Andrés Jaime also happens to be one of the most forward-thinking people behind the board at the moment, not only handling the work for his own project but also for artists working in Mexican R&B, infusing his love for space-aged funk-pop that node to the work of ‘80s pop as well as neo-soul exponents of the ‘90s like D’Angelo and Maxwell. As such, he has paired up with some of the country’s most talented sultry singers to give us seductive yet propulsive tracks, like Girl Ultra, Noa Sainz, Tuzeint, and Zemmoa, to name a few. He has also done some work with rising superstar Ed Maverick, with whom he has formed the trio Los Milagros along with fellow singer-songwriter Daniel Quien—a supergroup that will surely give us much to talk about in the near future. Having done so much already, Wet Baes is sure to make a bigger mark in the future.
It’s been a wild ride for BeatBoy. The songs that bear his production trademark can range from relaxed to frantic and from one genre to another, and thanks to that, his short career already showcases the hallmarks of a legend in the making, something the industry has already recognized. BeatBoy’s biggest accolade to date is securing a Latin Grammy nomination along with co-producer Echo for his work on the song “Yo Contra Ti” by reggaeton legend Daddy Yankee, an important song that raised awareness about breast cancer and became one of the biggest in El Big Boss’s career.
And it’s not for nothing that Daddy Yankee had the young Mexican producer involved in such an event of a song. BeatBoy has been characterized to work with a wide variety of sounds as well as artists, whether he dispenses hard beats for some of the hottest emcees in the game at the moment like Chucky73 or Santa Fe Klan, as well as providing smoother sounds for artists such as Robot95 and Zizzy, and even reach across the aisle to the corridos tumbados genre by linking up with such figures as Dan Sánchez and El Nuevo Equipo. BeatBoy spends most of his time working on his own studio, BeatBoy Records, in Monterrey while developing his skills along with longtime collaborators as well as newer talent. Something tells us his Daddy Yankee joint won’t be his only brush with awards and recognition.
Like many of the other producers in this list, Fntxy is not shy to try an eclectic mix of sounds and artists in his career.
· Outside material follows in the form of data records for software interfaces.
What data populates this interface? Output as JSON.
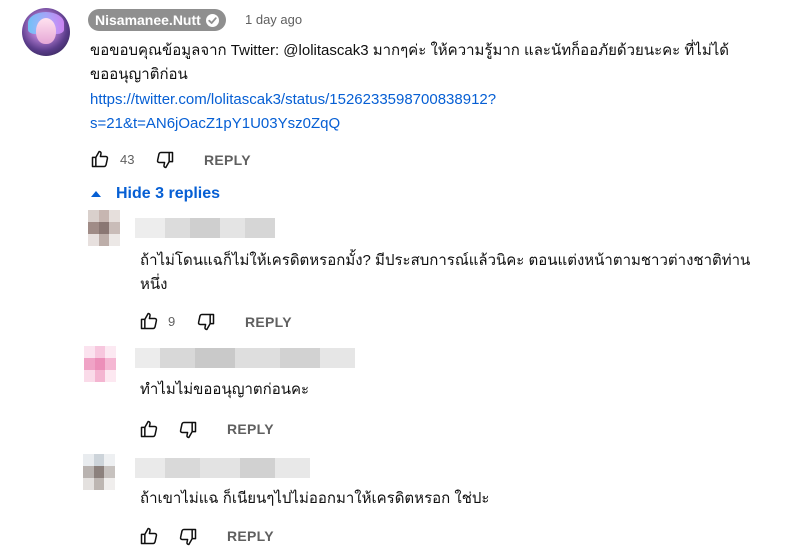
{
  "main_comment": {
    "author": "Nisamanee.Nutt",
    "timestamp": "1 day ago",
    "text_line1": "ขอขอบคุณข้อมูลจาก Twitter: @lolitascak3  มากๆค่ะ ให้ความรู้มาก และนัทก็ออภัยด้วยนะคะ ที่ไม่ได้",
    "text_line2": "ขออนุญาติก่อน",
    "link_line1": "https://twitter.com/lolitascak3/status/1526233598700838912?",
    "link_line2": "s=21&t=AN6jOacZ1pY1U03Ysz0ZqQ",
    "like_count": "43",
    "reply_label": "REPLY"
  },
  "replies_toggle": {
    "label": "Hide 3 replies"
  },
  "replies": [
    {
      "text_line1": "ถ้าไม่โดนแฉก็ไม่ให้เครดิตหรอกมั้ง? มีประสบการณ์แล้วนิคะ ตอนแต่งหน้าตามชาวต่างชาติท่าน",
      "text_line2": "หนึ่ง",
      "like_count": "9",
      "reply_label": "REPLY"
    },
    {
      "text_line1": "ทำไมไม่ขออนุญาตก่อนคะ",
      "like_count": "",
      "reply_label": "REPLY"
    },
    {
      "text_line1": "ถ้าเขาไม่แฉ ก็เนียนๆไปไม่ออกมาให้เครดิตหรอก ใช่ปะ",
      "like_count": "",
      "reply_label": "REPLY"
    }
  ],
  "icons": {
    "like": "thumbs-up-icon",
    "dislike": "thumbs-down-icon",
    "verified": "verified-check-icon",
    "toggle": "caret-up-icon"
  },
  "colors": {
    "link": "#065fd4",
    "secondary_text": "#606060",
    "author_chip": "#8f8f8f"
  }
}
But what makes Fntxy special is his ability to seamlessly take on many different musical roles and come on top with some grade-A music for fans of all the genres he works in to enjoy. The artist born Elihú Gándara got his start as an emcee known as Taxi Dee in the Soundcloud era—that’s when he earned his accolades and made some important connections before switching gears to the production side. In this regard, he has worked with Mexican favorites like Eptos Uno, Tino El Pingüino, Gera Mx, Charles Ans, and many others.
As readers might infer from reading the names just listed, Fntxy’s work falls in line with hip-hop, fusing old school sounds with current beats to deliver something unique, a quality that has helped him become a cornerstone of Homegrown Mafia, the label/collective that has been instrumental in redefining rap in Mexico. Through this association, Fntxy has found fruitful relationships with stars like Alemán and Yoga Fire, with whom he works closely. Having said that, hard beats are not the only interests in Fntxy’s professional endeavors. Of note is La Plebada, the corrido norteño and trap fusion project he founded with Cozy Cuz that has earned the duo big success. His work with La Plebada has helped earn them a place in the modern Mexican regional music scene that includes such stars as Natanael Cano, Ovi, and Adriel Favela. All in all, Fntxy is one of the leaders defining modern music in the Mexican scene.